━━ RECORD EXTRACTS ━━
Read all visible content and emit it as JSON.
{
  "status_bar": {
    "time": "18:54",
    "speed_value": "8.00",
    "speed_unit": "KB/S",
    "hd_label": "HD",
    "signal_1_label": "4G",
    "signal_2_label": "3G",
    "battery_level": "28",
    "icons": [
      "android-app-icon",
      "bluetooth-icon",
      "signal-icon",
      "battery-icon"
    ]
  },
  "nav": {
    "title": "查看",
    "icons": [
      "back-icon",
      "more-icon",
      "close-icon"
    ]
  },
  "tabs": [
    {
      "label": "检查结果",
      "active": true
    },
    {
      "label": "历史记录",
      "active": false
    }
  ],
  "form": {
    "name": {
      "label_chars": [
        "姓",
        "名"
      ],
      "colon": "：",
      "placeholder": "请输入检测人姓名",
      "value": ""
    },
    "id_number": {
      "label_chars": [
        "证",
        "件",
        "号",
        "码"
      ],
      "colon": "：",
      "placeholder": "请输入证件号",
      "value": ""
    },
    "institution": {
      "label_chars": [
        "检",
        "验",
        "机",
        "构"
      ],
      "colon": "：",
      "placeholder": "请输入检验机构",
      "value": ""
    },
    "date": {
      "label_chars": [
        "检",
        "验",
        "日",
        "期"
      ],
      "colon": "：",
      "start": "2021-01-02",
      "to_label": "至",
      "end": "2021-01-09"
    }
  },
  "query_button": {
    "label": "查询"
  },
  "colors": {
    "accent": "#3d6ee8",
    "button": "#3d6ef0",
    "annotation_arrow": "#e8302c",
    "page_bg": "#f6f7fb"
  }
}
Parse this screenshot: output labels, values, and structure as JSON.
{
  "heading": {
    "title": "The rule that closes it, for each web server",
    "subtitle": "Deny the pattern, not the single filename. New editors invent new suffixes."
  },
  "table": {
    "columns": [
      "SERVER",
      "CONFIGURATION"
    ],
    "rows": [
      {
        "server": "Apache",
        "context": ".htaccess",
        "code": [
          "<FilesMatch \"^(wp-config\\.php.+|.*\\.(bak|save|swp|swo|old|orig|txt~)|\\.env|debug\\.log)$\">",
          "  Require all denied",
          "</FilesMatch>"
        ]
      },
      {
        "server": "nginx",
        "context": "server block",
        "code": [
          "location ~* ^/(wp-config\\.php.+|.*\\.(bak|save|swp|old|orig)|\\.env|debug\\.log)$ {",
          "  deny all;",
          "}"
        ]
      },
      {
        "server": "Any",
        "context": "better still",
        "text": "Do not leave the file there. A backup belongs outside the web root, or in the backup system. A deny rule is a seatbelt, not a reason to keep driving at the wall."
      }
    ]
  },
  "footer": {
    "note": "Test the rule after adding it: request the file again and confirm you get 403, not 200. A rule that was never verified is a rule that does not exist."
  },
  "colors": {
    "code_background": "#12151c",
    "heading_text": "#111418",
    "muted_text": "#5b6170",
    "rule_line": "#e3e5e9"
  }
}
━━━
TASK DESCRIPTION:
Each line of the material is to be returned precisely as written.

THE COMPLETED TASK:
Read all visible content and emit it as JSON.
{
  "status_bar": {
    "time": "18:54",
    "speed_value": "8.00",
    "speed_unit": "KB/S",
    "hd_label": "HD",
    "signal_1_label": "4G",
    "signal_2_label": "3G",
    "battery_level": "28",
    "icons": [
      "android-app-icon",
      "bluetooth-icon",
      "signal-icon",
      "battery-icon"
    ]
  },
  "nav": {
    "title": "查看",
    "icons": [
      "back-icon",
      "more-icon",
      "close-icon"
    ]
  },
  "tabs": [
    {
      "label": "检查结果",
      "active": true
    },
    {
      "label": "历史记录",
      "active": false
    }
  ],
  "form": {
    "name": {
      "label_chars": [
        "姓",
        "名"
      ],
      "colon": "：",
      "placeholder": "请输入检测人姓名",
      "value": ""
    },
    "id_number": {
      "label_chars": [
        "证",
        "件",
        "号",
        "码"
      ],
      "colon": "：",
      "placeholder": "请输入证件号",
      "value": ""
    },
    "institution": {
      "label_chars": [
        "检",
        "验",
        "机",
        "构"
      ],
      "colon": "：",
      "placeholder": "请输入检验机构",
      "value": ""
    },
    "date": {
      "label_chars": [
        "检",
        "验",
        "日",
        "期"
      ],
      "colon": "：",
      "start": "2021-01-02",
      "to_label": "至",
      "end": "2021-01-09"
    }
  },
  "query_button": {
    "label": "查询"
  },
  "colors": {
    "accent": "#3d6ee8",
    "button": "#3d6ef0",
    "annotation_arrow": "#e8302c",
    "page_bg": "#f6f7fb"
  }
}
Parse this screenshot: output labels, values, and structure as JSON.
{
  "heading": {
    "title": "The rule that closes it, for each web server",
    "subtitle": "Deny the pattern, not the single filename. New editors invent new suffixes."
  },
  "table": {
    "columns": [
      "SERVER",
      "CONFIGURATION"
    ],
    "rows": [
      {
        "server": "Apache",
        "context": ".htaccess",
        "code": [
          "<FilesMatch \"^(wp-config\\.php.+|.*\\.(bak|save|swp|swo|old|orig|txt~)|\\.env|debug\\.log)$\">",
          "  Require all denied",
          "</FilesMatch>"
        ]
      },
      {
        "server": "nginx",
        "context": "server block",
        "code": [
          "location ~* ^/(wp-config\\.php.+|.*\\.(bak|save|swp|old|orig)|\\.env|debug\\.log)$ {",
          "  deny all;",
          "}"
        ]
      },
      {
        "server": "Any",
        "context": "better still",
        "text": "Do not leave the file there. A backup belongs outside the web root, or in the backup system. A deny rule is a seatbelt, not a reason to keep driving at the wall."
      }
    ]
  },
  "footer": {
    "note": "Test the rule after adding it: request the file again and confirm you get 403, not 200. A rule that was never verified is a rule that does not exist."
  },
  "colors": {
    "code_background": "#12151c",
    "heading_text": "#111418",
    "muted_text": "#5b6170",
    "rule_line": "#e3e5e9"
  }
}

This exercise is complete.